water, the water we fish and swim in, for short-term financial gains for 
a few.
    The budget bill the House passed would cut environmental enforcement 
by 50 percent, virtually bringing to a halt Federal enforcement of the 
Clean Water Act, the Clean Air Act, and it would stop toxic waste clean-
ups. This would be a terrible mistake, and I'm determined to fight it 
with vetoes, if necessary.
    For a long time now, the American people have stood together on 
common ground to preserve our environment. At the beginning of this 
century, Theodore Roosevelt, a Republican, began a fervent call for 
conservation. In 1905, he said, ``There can be nothing in the world more 
beautiful than a Yosemite, the groves of giant sequoias and redwoods, 
the canyon of the Colorado, the canyon of Yellowstone, its three Tetons. 
And our people should see to it that they are preserved for their 
children and their children's children forever.''
    Well, I second that emotion.
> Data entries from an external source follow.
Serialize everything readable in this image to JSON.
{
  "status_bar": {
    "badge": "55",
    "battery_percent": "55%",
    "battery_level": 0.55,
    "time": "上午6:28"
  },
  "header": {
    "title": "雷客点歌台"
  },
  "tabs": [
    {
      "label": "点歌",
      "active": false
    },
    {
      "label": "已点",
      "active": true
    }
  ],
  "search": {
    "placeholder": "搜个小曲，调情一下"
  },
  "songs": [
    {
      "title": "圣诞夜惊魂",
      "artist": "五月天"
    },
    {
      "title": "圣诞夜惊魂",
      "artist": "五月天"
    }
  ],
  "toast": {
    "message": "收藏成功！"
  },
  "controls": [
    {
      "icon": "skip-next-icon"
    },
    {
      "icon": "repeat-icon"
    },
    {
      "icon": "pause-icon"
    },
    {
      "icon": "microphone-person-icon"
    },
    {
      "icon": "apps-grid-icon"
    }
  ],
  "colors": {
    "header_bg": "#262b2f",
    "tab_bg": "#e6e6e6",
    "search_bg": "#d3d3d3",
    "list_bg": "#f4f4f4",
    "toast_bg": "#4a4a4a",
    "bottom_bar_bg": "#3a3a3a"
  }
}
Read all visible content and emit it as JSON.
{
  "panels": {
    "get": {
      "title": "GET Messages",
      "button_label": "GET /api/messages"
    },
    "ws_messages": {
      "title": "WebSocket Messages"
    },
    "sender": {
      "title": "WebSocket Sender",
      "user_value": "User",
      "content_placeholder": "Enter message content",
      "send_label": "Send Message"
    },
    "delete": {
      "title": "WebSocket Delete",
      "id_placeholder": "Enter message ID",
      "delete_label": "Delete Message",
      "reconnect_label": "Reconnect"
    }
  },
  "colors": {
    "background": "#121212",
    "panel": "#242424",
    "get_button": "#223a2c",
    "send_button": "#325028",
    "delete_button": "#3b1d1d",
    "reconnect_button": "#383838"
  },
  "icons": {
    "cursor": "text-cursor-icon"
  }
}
And after spending the last week in 
Wyoming, I have an even deeper commitment to fulfilling it. So let's end 
this century by meeting the challenge Teddy Roosevelt set for us at the 
beginning. We've made a lot of progress in the protection of our 
environment and our national heritage. But the future can be even 
brighter. Do we need reforms? Yes. Should we reverse course? Not on your 
life. It's up to us.
    Thanks for listening.

Note: The address was recorded at 9:40 p.m. on August 25 at the 
Rockefeller residence in Jackson Hole, WY, for broadcast at 10:06 a.m. 
on August 26.